A claim is a written explanation of an employee’s complaint, which also has important information about the employee, the job and the employer.
Three steps to filing a claim:
1) Contact the Ministry of Labour as soon as possible.
If you believe your rights have been violated you should try to resolve the matter first with your employer. You can get a Self Help Kit from the Ministry of Labour that contains a form letter that you can send to your employer. The Self Help Kit can be accessed at ServiceOntario Centres and on the Ministry of Labour website.
2) If you are unable to resolve the matter with your employer, fill out a claim form.
Claim forms are available at ServiceOntario Centres and on the Ministry of Labour website.
3) File the claim form.
Call the Employment Standards Information Centre for information on where to file your claim.
Once a claim is filed, ministry staff will try to help solve the problem between the employee and employer. If the issue cannot be settled, an investigation may begin. Claims are investigated as quickly as possible. The time it takes to complete the process varies.
How to contact the Ministry of Labour

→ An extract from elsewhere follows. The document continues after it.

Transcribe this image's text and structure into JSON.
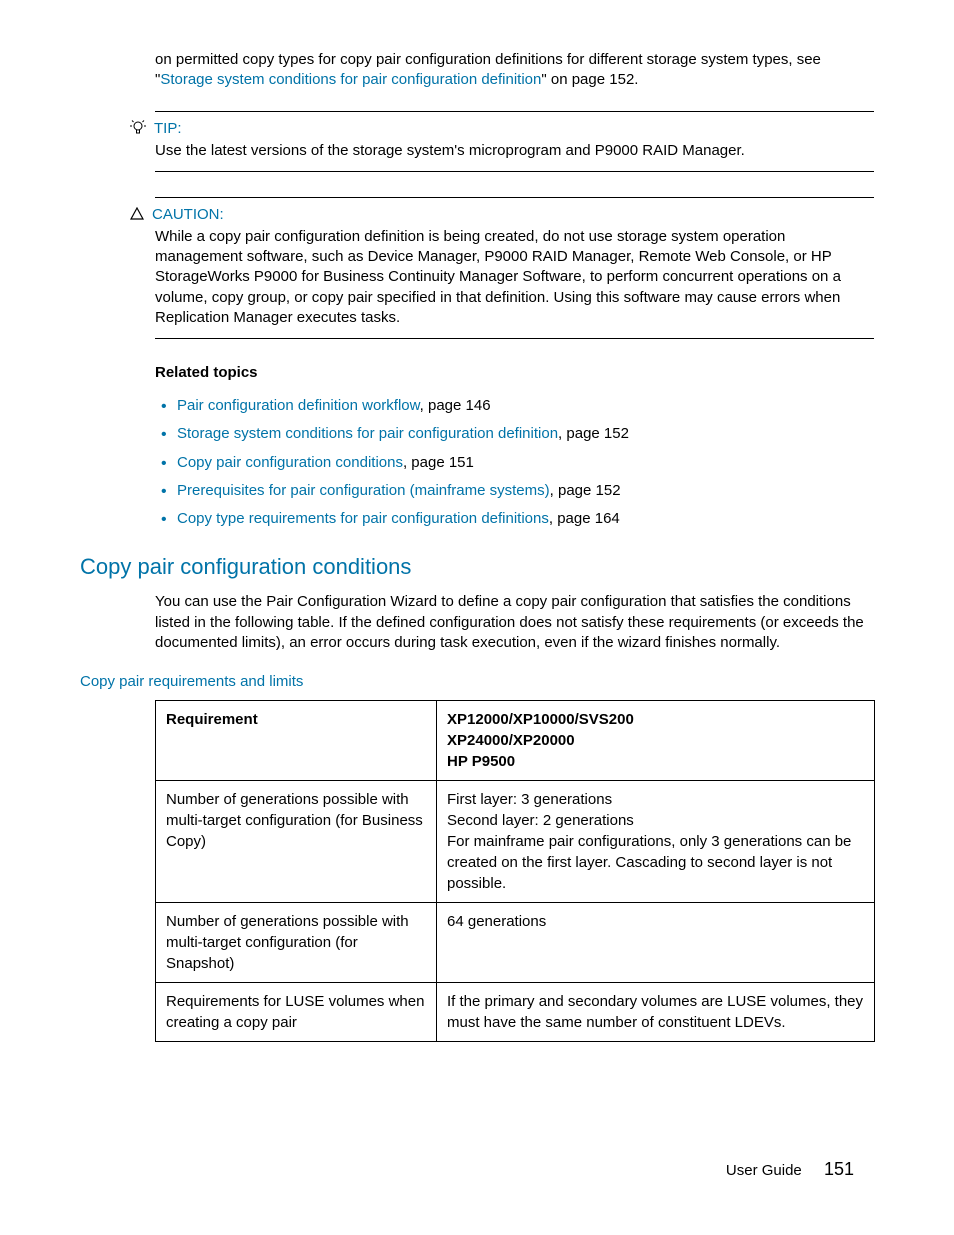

Call the Employment Standards Information Centre at 416-326-7160, 1-800-531-5551 (toll free), or 1-866-567-8893 for Hearing Impaired TTY. If you do not speak English or French, please find someone who does and have them with you when you call.
Visit the Employment Standards section of the Ministry of Labour website: www.labour.gov.on.ca to access online publications that provide more detailed information on the basic rights that are protected by the ESA.
Other important contacts
• Ontario Human Rights Commission: 1-800-387-9080 (toll free)
• Workplace Safety and Insurance Board: 1-800-387-0750 (toll free)
• Human Resources and Social Development Canada – Employment Insurance General Inquiries:
1-800-206-7218 (toll free)
This information is provided as a public service. Although we endeavour to ensure that the information is as current and accurate as possible, errors do occasionally occur. Therefore, we cannot guarantee the accuracy of the information. Readers should, where possible, verify the information before acting on it.
Source: Ministry of Labour www. http://www.labour.gov.on.ca/english/es/brochures/br_rights.html